Patricia McCarthy Rodriguez can now make her regular visits to the UK - where her husband and children are citizens - without applying for a visa which takes weeks or months to be granted.
The ruling from judges at the European court of Justice means potentially opens Britain's borders to large numbers of people from outside the EU who could come to the UK without visas.
Patricia McCarthy Rodriguez can travel to the UK without a visa after the landmark ruling
McCarthy Rodriguez is a Colombian citizen and is living in Spain with her British family.
She claimed she should be allowed to travel to the UK with her husband Sean McCarthy and their children without having to obtain a visa, because she holds an EU Residence Card issued by the Spanish government.
Previously, the British Government demanded that Mrs McCarthy obtain a "family permit" visa every six months to travel to the UK, meaning she had to journey from the family home in Marbella to the British Embassy in Madrid to be fingerprinted and fill out detailed application forms for each trip.
The process takes weeks, even months, her lawyers said.
The court in Luxembourg ruled in the family's favour, waving her need for a visa.
But Conservative and Ukip MEPs reacted with outrage at the decision.
Tory MEP Timothy Kirkhope, spokesman on justice and home affairs, said: "Britain will always be best placed to decide and deal with its own immigration needs - not a judge in Luxembourg.
"We must have a system robust enough to prevent abuse and flexible enough to assess each case on its merits.
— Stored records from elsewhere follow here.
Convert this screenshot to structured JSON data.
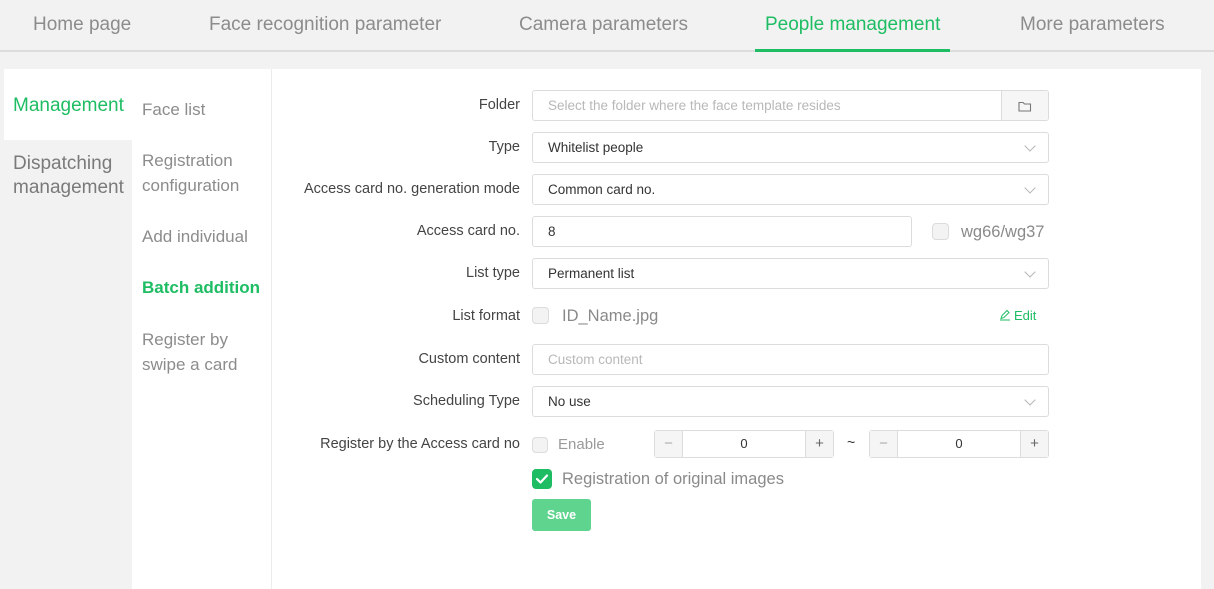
{
  "topnav": {
    "tabs": [
      {
        "label": "Home page"
      },
      {
        "label": "Face recognition parameter"
      },
      {
        "label": "Camera parameters"
      },
      {
        "label": "People management"
      },
      {
        "label": "More parameters"
      }
    ],
    "active_index": 3
  },
  "left_tabs": [
    {
      "label": "Management"
    },
    {
      "label": "Dispatching management"
    }
  ],
  "submenu": [
    {
      "label": "Face list"
    },
    {
      "label": "Registration configuration"
    },
    {
      "label": "Add individual"
    },
    {
      "label": "Batch addition"
    },
    {
      "label": "Register by swipe a card"
    }
  ],
  "form": {
    "folder": {
      "label": "Folder",
      "placeholder": "Select the folder where the face template resides"
    },
    "type": {
      "label": "Type",
      "value": "Whitelist people"
    },
    "card_mode": {
      "label": "Access card no. generation mode",
      "value": "Common card no."
    },
    "card_no": {
      "label": "Access card no.",
      "value": "8",
      "checkbox_label": "wg66/wg37"
    },
    "list_type": {
      "label": "List type",
      "value": "Permanent list"
    },
    "list_format": {
      "label": "List format",
      "value": "ID_Name.jpg",
      "edit_label": "Edit"
    },
    "custom_content": {
      "label": "Custom content",
      "placeholder": "Custom content"
    },
    "scheduling": {
      "label": "Scheduling Type",
      "value": "No use"
    },
    "register_card": {
      "label": "Register by the Access card no",
      "enable_label": "Enable",
      "from": "0",
      "to": "0",
      "separator": "~",
      "minus": "−",
      "plus": "+"
    },
    "original_images": {
      "label": "Registration of original images",
      "checked": true
    },
    "save_label": "Save"
  },
  "colors": {
    "accent": "#1ebd63",
    "save_button": "#5ed48e"
  },
  "icons": {
    "folder": "folder-icon",
    "edit": "pencil-icon",
    "dropdown": "chevron-down-icon",
    "check": "check-icon"
  }
}
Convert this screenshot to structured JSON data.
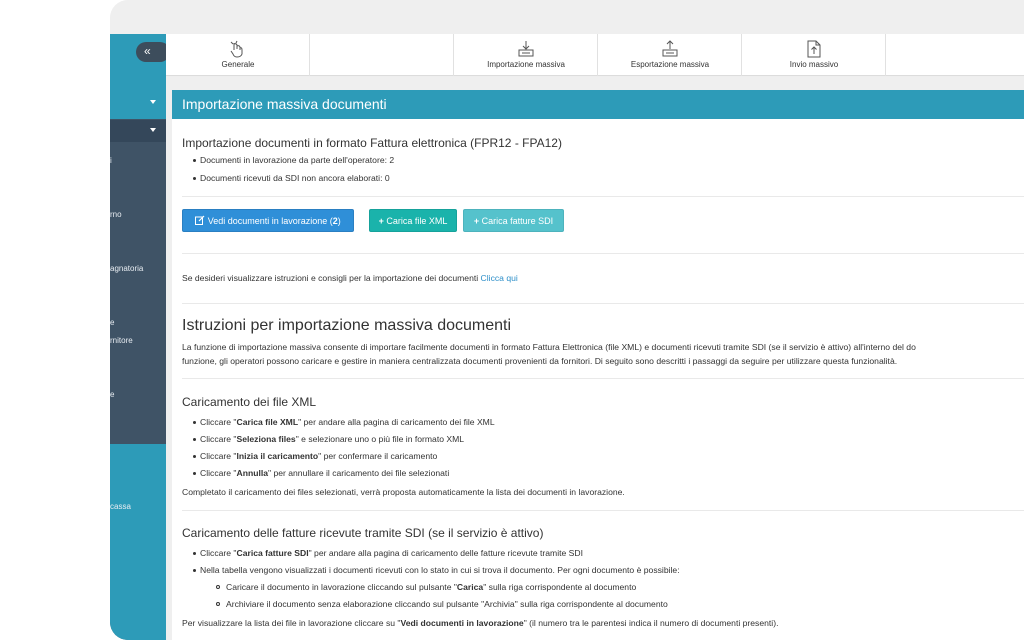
{
  "sidebar": {
    "collapse_label": "«",
    "items": [
      {
        "label": "i"
      },
      {
        "label": "rno"
      },
      {
        "label": "agnatoria"
      },
      {
        "label": "e"
      },
      {
        "label": "rnitore"
      },
      {
        "label": "e"
      },
      {
        "label": "cassa"
      }
    ]
  },
  "tabs": [
    {
      "label": "Generale",
      "icon": "hand-pointer-icon"
    },
    {
      "label": "",
      "icon": ""
    },
    {
      "label": "Importazione massiva",
      "icon": "import-icon"
    },
    {
      "label": "Esportazione massiva",
      "icon": "export-icon"
    },
    {
      "label": "Invio massivo",
      "icon": "file-upload-icon"
    },
    {
      "label": "",
      "icon": ""
    }
  ],
  "panel": {
    "title": "Importazione massiva documenti",
    "import_heading": "Importazione documenti in formato Fattura elettronica (FPR12 - FPA12)",
    "stats": [
      "Documenti in lavorazione da parte dell'operatore: 2",
      "Documenti ricevuti da SDI non ancora elaborati: 0"
    ],
    "buttons": {
      "view_label": "Vedi documenti in lavorazione (",
      "view_count": "2",
      "view_close": ")",
      "xml_label": "Carica file XML",
      "sdi_label": "Carica fatture SDI"
    },
    "help_text": "Se desideri visualizzare istruzioni e consigli per la importazione dei documenti",
    "help_link": "Clicca qui",
    "instructions_title": "Istruzioni per importazione massiva documenti",
    "intro_line1": "La funzione di importazione massiva consente di importare facilmente documenti in formato Fattura Elettronica (file XML) e documenti ricevuti tramite SDI (se il servizio è attivo) all'interno del do",
    "intro_line2": "funzione, gli operatori possono caricare e gestire in maniera centralizzata documenti provenienti da fornitori. Di seguito sono descritti i passaggi da seguire per utilizzare questa funzionalità.",
    "xml_section": {
      "title": "Caricamento dei file XML",
      "items": [
        {
          "pre": "Cliccare \"",
          "bold": "Carica file XML",
          "post": "\" per andare alla pagina di caricamento dei file XML"
        },
        {
          "pre": "Cliccare \"",
          "bold": "Seleziona files",
          "post": "\" e selezionare uno o più file in formato XML"
        },
        {
          "pre": "Cliccare \"",
          "bold": "Inizia il caricamento",
          "post": "\" per confermare il caricamento"
        },
        {
          "pre": "Cliccare \"",
          "bold": "Annulla",
          "post": "\" per annullare il caricamento dei file selezionati"
        }
      ],
      "footer": "Completato il caricamento dei files selezionati, verrà proposta automaticamente la lista dei documenti in lavorazione."
    },
    "sdi_section": {
      "title": "Caricamento delle fatture ricevute tramite SDI (se il servizio è attivo)",
      "item1": {
        "pre": "Cliccare \"",
        "bold": "Carica fatture SDI",
        "post": "\" per andare alla pagina di caricamento delle fatture ricevute tramite SDI"
      },
      "item2": "Nella tabella vengono visualizzati i documenti ricevuti con lo stato in cui si trova il documento. Per ogni documento è possibile:",
      "sub1": {
        "pre": "Caricare il documento in lavorazione cliccando sul pulsante \"",
        "bold": "Carica",
        "post": "\" sulla riga corrispondente al documento"
      },
      "sub2": "Archiviare il documento senza elaborazione cliccando sul pulsante \"Archivia\" sulla riga corrispondente al documento",
      "footer": {
        "pre": "Per visualizzare la lista dei file in lavorazione cliccare su \"",
        "bold": "Vedi documenti in lavorazione",
        "post": "\" (il numero tra le parentesi indica il numero di documenti presenti)."
      }
    }
  }
}
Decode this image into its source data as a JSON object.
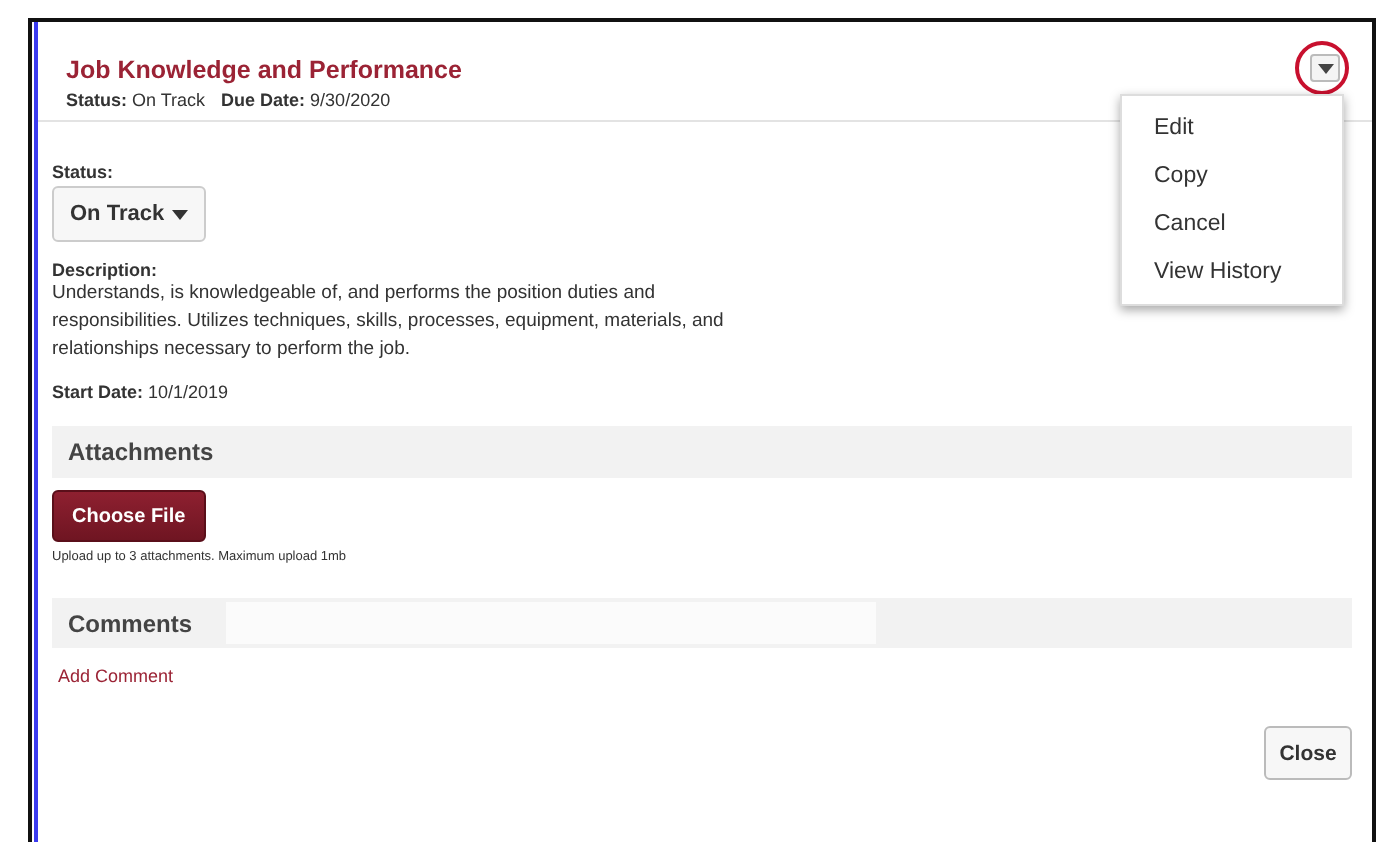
{
  "goal": {
    "title": "Job Knowledge and Performance",
    "summary": [
      "**Status:** On Track",
      "**Due Date:** 9/30/2020"
    ]
  },
  "actions_menu": {
    "expanded": true,
    "items": [
      "Edit",
      "Copy",
      "Cancel",
      "View History"
    ]
  },
  "status_field": {
    "label": "Status:",
    "value": "On Track"
  },
  "description": {
    "label": "Description:",
    "text": "Understands, is knowledgeable of, and performs the position duties and responsibilities. Utilizes techniques, skills, processes, equipment, materials, and relationships necessary to perform the job."
  },
  "start_date": "**Start Date:** 10/1/2019",
  "attachments": {
    "heading": "Attachments",
    "button": "Choose File",
    "hint": "Upload up to 3 attachments. Maximum upload 1mb"
  },
  "comments": {
    "heading": "Comments",
    "link": "Add Comment"
  },
  "buttons": [
    "Close"
  ]
}
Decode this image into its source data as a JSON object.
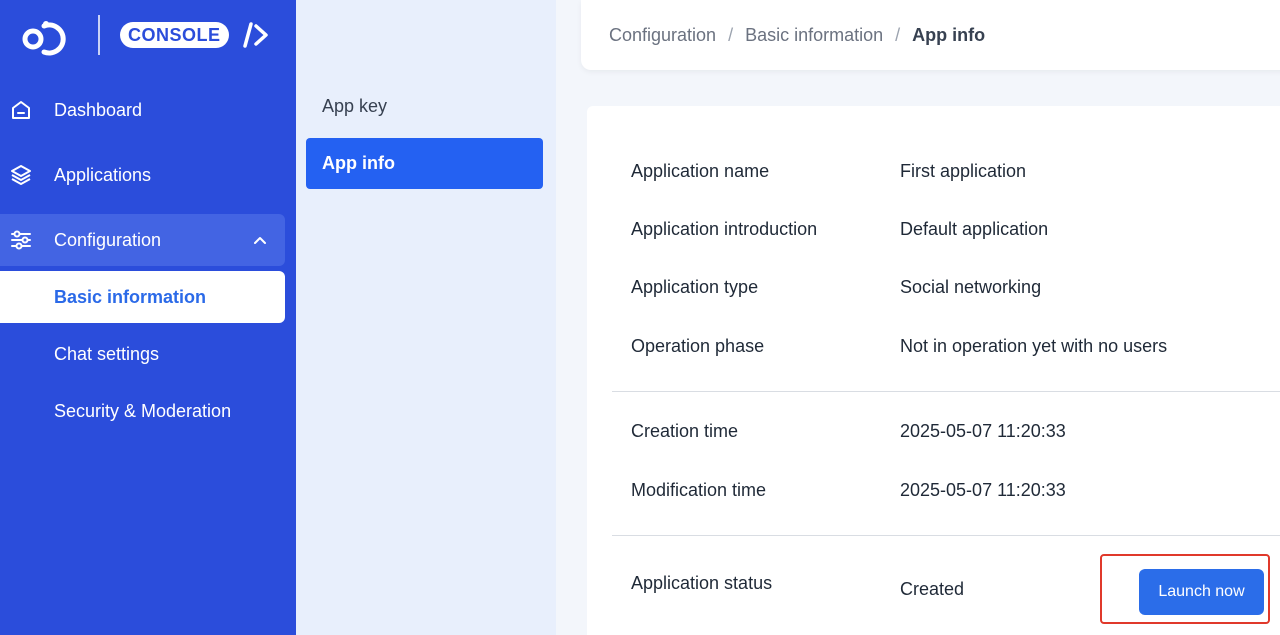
{
  "brand": {
    "console_label": "CONSOLE"
  },
  "sidebar": {
    "items": [
      {
        "label": "Dashboard",
        "icon": "home-icon"
      },
      {
        "label": "Applications",
        "icon": "layers-icon"
      },
      {
        "label": "Configuration",
        "icon": "sliders-icon"
      }
    ],
    "sub_items": [
      {
        "label": "Basic information"
      },
      {
        "label": "Chat settings"
      },
      {
        "label": "Security & Moderation"
      }
    ]
  },
  "submenu": {
    "items": [
      {
        "label": "App key"
      },
      {
        "label": "App info"
      }
    ]
  },
  "breadcrumb": {
    "items": [
      "Configuration",
      "Basic information",
      "App info"
    ],
    "separator": "/"
  },
  "details": {
    "name": {
      "label": "Application name",
      "value": "First application"
    },
    "intro": {
      "label": "Application introduction",
      "value": "Default application"
    },
    "type": {
      "label": "Application type",
      "value": "Social networking"
    },
    "phase": {
      "label": "Operation phase",
      "value": "Not in operation yet with no users"
    },
    "created": {
      "label": "Creation time",
      "value": "2025-05-07 11:20:33"
    },
    "modified": {
      "label": "Modification time",
      "value": "2025-05-07 11:20:33"
    },
    "status": {
      "label": "Application status",
      "value": "Created"
    },
    "launch_label": "Launch now"
  },
  "colors": {
    "sidebar_bg": "#2b4ddb",
    "accent": "#2461f2",
    "highlight_border": "#e0392b"
  }
}
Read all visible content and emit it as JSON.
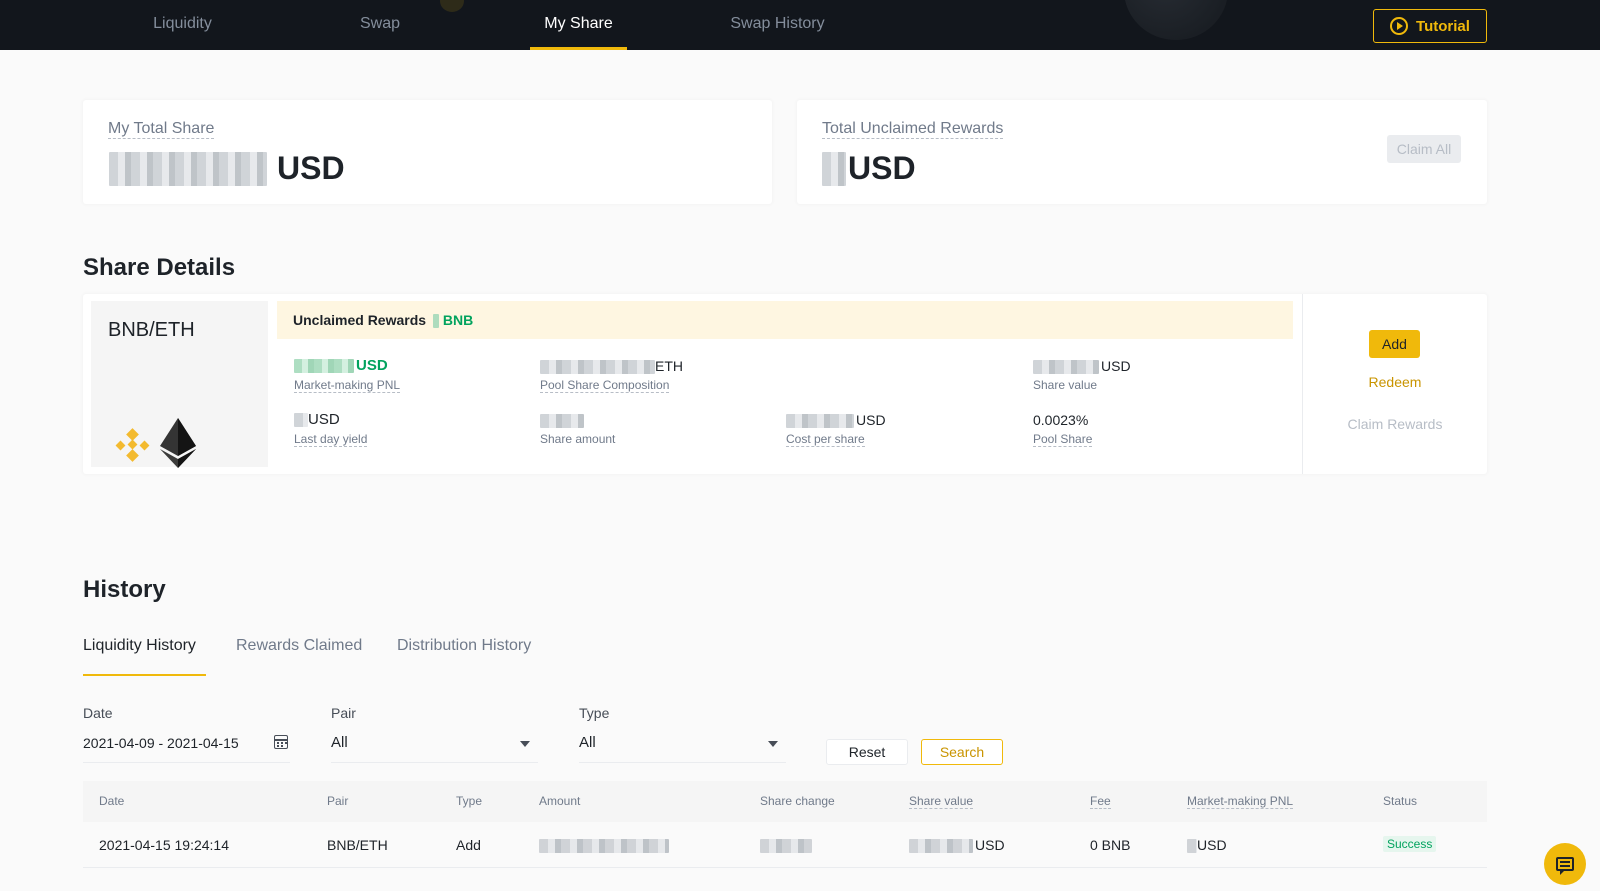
{
  "nav": {
    "tabs": [
      {
        "label": "Liquidity"
      },
      {
        "label": "Swap"
      },
      {
        "label": "My Share"
      },
      {
        "label": "Swap History"
      }
    ],
    "active_tab": "My Share",
    "tutorial_label": "Tutorial"
  },
  "summary": {
    "total_share_label": "My Total Share",
    "total_share_currency": "USD",
    "unclaimed_label": "Total Unclaimed Rewards",
    "unclaimed_currency": "USD",
    "claim_all_label": "Claim All"
  },
  "share_details": {
    "title": "Share Details",
    "pair": "BNB/ETH",
    "unclaimed_rewards_label": "Unclaimed Rewards",
    "unclaimed_rewards_currency": "BNB",
    "metrics": {
      "market_making_pnl": {
        "unit": "USD",
        "label": "Market-making PNL"
      },
      "pool_share_composition": {
        "unit": "ETH",
        "label": "Pool Share Composition"
      },
      "share_value": {
        "unit": "USD",
        "label": "Share value"
      },
      "last_day_yield": {
        "unit": "USD",
        "label": "Last day yield"
      },
      "share_amount": {
        "label": "Share amount"
      },
      "cost_per_share": {
        "unit": "USD",
        "label": "Cost per share"
      },
      "pool_share": {
        "value": "0.0023%",
        "label": "Pool Share"
      }
    },
    "actions": {
      "add": "Add",
      "redeem": "Redeem",
      "claim_rewards": "Claim Rewards"
    }
  },
  "history": {
    "title": "History",
    "tabs": [
      {
        "label": "Liquidity History"
      },
      {
        "label": "Rewards Claimed"
      },
      {
        "label": "Distribution History"
      }
    ],
    "active_tab": "Liquidity History",
    "filters": {
      "date_label": "Date",
      "date_value": "2021-04-09 - 2021-04-15",
      "pair_label": "Pair",
      "pair_value": "All",
      "type_label": "Type",
      "type_value": "All",
      "reset_label": "Reset",
      "search_label": "Search"
    },
    "table": {
      "columns": [
        "Date",
        "Pair",
        "Type",
        "Amount",
        "Share change",
        "Share value",
        "Fee",
        "Market-making PNL",
        "Status"
      ],
      "rows": [
        {
          "date": "2021-04-15 19:24:14",
          "pair": "BNB/ETH",
          "type": "Add",
          "share_value_unit": "USD",
          "fee": "0 BNB",
          "pnl_unit": "USD",
          "status": "Success"
        }
      ]
    }
  },
  "colors": {
    "accent": "#f0b90b",
    "positive": "#02a35e",
    "nav_bg": "#12161c"
  }
}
Most of all we need a visa system controlled by the UK and not the EU."
The McCarthys have two young daughters, who are both British citizens.
The major decision was made at the European Court of Justice in Luxembourg
The McCarthys took action against the UK Government under the European Union's freedom of movement rules, arguing that Mrs McCarthy should not have to apply for a visa every time she wants to travel.
The win could potentially open Britain's borders to large numbers of non-EU nationals who live with EU citizens who have exercised their freedom of movement rights across the continent.
Ukip MEP and spokesman on immigration Steven Woolfe said the ECJ ruling strikes another blow against the UK's power to control its borders.
Mr Woolfe said: "Britain will be forced to recognise residence permits issued by any EU member state, even though the system of permits is wide open to abuse and fraud.
"This ruling extends the so-called 'right to free movement' to millions of people from anywhere in the world who don't have citizenship of any country of the EU.
"This is yet more proof that Britain can never take back control of its borders as long as it remains in the European Union."
He went on: "This makes claims by David Cameron that he can control migration from within the EU look even more absurd.
"The ECJ, like every other EU institution, is determined that Britain will never take back control of its borders. That is a non-negotiable principle of the European treaties. For Cameron to pretend otherwise is naive or dishonest or both."
Mr McCarthy said: "I'm overjoyed at the news from Luxembourg. It's been a five-year battle for our family to be treated fairly and with dignity by the UK.
"As a British national I had expected my country to play by the rules, and now the court has finally forced the UK to respect British and European citizens' free movement rights."
Conservative MP Dominic Grieve, when he was attorney general, tried to argue that the UK was entitled to invoke the visa regime to allay concerns about other EU member states' residence cards, as some allegedly do not meet international security standards and are open to abuse.
But UK legislation requires an entry permit to be obtained before entry into the UK even where the authorities do not consider that the family member of an EU citizen may be involved in an abuse of rights or fraud.
The ruling could open Britain's borders to many non-EU nationals
ECJ judges said the fact that a member state is faced with a high number of cases of abuse of rights or fraud committed by non-EU nationals - as the UK claims - cannot justify a sweeping measure to exclude family members of EU citizens.
The judges said the UK is able to assess documentation for signs of fraud or abuse at the border and if fraud is proven they can exclude an individual.
But they added that the UK is "not permitted to determine the conditions for entry of persons who have a right of entry under EU law or to impose upon them extra conditions for entry or conditions other than those provided for by EU law".
A Government spokesman said: "The UK is disappointed with the judgment in this case. It is right to tackle fraud and the abuse of free movement rights.
"As the case is still to return to the UK's High Court for a final judgment, it would be inappropriate to comment further at this time."
Britain is bound by the ECJ ruling.
Free movement rules have been at the heart of the debate over immigration in Britain and whether the country should remain a member of the EU.
In October, David Cameron promised tough new restrictions to stem the flow of EU citizens to Britain, including a block on EU migrants claiming welfare for the first four years after they arrive in the country.
However, the Prime Minister insisted he rules ''nothing out'' if British demands for change fall on deaf ears, and warned that welfare reforms will be an ''absolute requirement'' in the renegotiation that would be held ahead of his planned referendum on EU membership.